One person from each group will take time measurements. A ruler will be used to measure the distance from the release point to the stopping point of the snow sled ride.

One person from each group will place their sled at the top of the ramp.

One student from the group will release the snow sled without pushing it.

One student from the group will use the stopwatch. The watch should be started at the exact same moment the snow sled is released.

Each group will complete this process a total of three times being sure to document the time and distance in their journals. Students may manipulate one variable at a time (for example adding or taking away marbles) between each snow sled test. At this point, it is important to note any of the snow sleds that are turning over, sliding off the ramp, or having any other issues that cause an unbalance force to act upon the snow sled. Students must document that a variable was changed before it is tested.
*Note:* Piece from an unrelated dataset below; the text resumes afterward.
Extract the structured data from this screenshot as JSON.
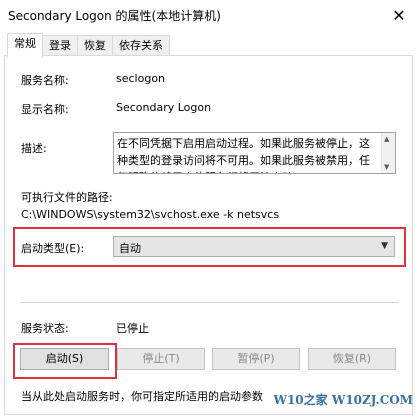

The teacher will ensure that students are collecting at least sixes pieces of data (3 for speed and 3 for distance), and that they are organized by each test.

The teacher will be sure that students document changing variables (for example adding or taking away marbles) between each snow sled test. Again, it is important to note any of the snow sleds that are turning over, sliding off the ramp, or having any other issues that cause an unbalanced force to act upon the snow sled. The teacher will discuss the positive effects of an unbalanced force such as, 5 properly placed marbles can cause the sled to go faster than 5 improperly placed marbles.
After: (Days 810)
 The teacher will introduce the Optimal Snow Sled Experience Presentation Rubric, so that each student is aware of what will be required in the group presentation. The teacher will clear up any misconceptions or answer any questions regarding the rubric.
 Students will then chart their data graphically (teacher choice as to how this will be displayed eg: bar graph, Tchart, etc.)
 Students will then observe which of their snow sled attempts was the longest snow sled ride.

The teacher will ensure students note which unbalanced and balanced forces influenced each snow sled attempt.

The teacher will ensure students are evaluating their snow sled design and discussing how variables can be manipulated to improve the snow sled distance and time.

Each group will then work to create a display and present a group chart of the data collected for each of the three release points. (Chart paper or a multimedia slide presentation, such as Google Slides, can be used. Google Slides will require prior access and sign up with Google, which is free. This program is one of the easiest to navigate for beginning learners, and best for easy access, use, and presentation. Groups can work together on the presentation by assigning certain slides through a shared document or the teacher may choose to allow groups to work from one group computer).

The teacher will facilitate the class discussion about which group had the longest snow sled ride.

The teacher will facilitate as students draw the connection between manipulating balanced and unbalanced forces to cause the ride to be longer. For example, 5 marbles would cause more of an unbalance than 0. Five marbles can cause the sled to go faster down the ramp. The unbalanced force guides the snow sled down the hill. As the sled reaches the bottom the marbles scatter out and off the sled, the force becomes balanced again, and the sled stops.